Go through the records and show each line where the word "icon" occurs.

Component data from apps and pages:
####

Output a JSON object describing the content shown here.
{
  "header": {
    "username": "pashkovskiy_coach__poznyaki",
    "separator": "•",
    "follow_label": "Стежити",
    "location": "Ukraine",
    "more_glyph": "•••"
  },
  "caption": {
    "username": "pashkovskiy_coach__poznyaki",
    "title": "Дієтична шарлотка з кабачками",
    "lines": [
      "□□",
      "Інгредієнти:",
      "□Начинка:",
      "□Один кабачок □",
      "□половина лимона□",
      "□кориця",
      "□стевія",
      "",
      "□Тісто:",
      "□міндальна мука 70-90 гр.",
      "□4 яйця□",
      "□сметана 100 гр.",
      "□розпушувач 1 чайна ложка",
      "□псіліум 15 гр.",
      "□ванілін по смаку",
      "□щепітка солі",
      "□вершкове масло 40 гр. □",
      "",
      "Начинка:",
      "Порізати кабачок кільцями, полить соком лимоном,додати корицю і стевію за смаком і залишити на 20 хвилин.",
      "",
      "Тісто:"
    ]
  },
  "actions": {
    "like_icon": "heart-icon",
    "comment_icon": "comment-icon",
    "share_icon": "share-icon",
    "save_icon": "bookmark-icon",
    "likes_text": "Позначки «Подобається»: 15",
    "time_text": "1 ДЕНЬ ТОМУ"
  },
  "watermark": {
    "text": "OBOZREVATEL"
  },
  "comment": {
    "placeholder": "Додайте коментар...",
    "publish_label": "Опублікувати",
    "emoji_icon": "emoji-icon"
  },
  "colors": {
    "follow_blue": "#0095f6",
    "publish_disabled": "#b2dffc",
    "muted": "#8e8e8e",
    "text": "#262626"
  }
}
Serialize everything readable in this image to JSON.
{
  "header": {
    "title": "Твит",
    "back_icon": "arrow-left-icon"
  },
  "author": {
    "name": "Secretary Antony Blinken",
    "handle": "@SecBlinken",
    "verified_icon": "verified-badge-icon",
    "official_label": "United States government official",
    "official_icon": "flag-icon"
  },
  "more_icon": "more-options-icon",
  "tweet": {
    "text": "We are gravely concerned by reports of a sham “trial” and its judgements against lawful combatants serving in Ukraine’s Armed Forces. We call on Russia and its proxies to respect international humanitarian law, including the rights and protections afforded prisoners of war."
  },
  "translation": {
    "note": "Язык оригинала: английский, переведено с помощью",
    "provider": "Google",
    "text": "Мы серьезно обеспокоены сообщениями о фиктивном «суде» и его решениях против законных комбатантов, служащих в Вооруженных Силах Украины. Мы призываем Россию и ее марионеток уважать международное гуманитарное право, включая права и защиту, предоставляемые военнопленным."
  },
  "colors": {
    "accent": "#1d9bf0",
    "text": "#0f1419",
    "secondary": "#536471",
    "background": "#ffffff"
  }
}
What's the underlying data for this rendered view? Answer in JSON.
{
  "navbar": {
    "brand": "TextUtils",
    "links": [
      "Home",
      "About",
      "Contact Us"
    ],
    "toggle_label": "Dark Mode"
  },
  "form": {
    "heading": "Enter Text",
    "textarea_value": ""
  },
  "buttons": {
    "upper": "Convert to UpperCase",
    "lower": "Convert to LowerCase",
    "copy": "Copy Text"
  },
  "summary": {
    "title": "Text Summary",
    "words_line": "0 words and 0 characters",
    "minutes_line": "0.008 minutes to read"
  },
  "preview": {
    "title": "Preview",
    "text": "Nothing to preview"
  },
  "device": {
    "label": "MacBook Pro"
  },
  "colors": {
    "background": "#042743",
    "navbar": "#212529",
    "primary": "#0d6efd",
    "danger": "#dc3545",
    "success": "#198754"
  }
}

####

### Answer area
    "like_icon": "heart-icon",
    "comment_icon": "comment-icon",
    "share_icon": "share-icon",
    "save_icon": "bookmark-icon",
    "emoji_icon": "emoji-icon"
    "back_icon": "arrow-left-icon"
    "verified_icon": "verified-badge-icon",
    "official_icon": "flag-icon"
  "more_icon": "more-options-icon",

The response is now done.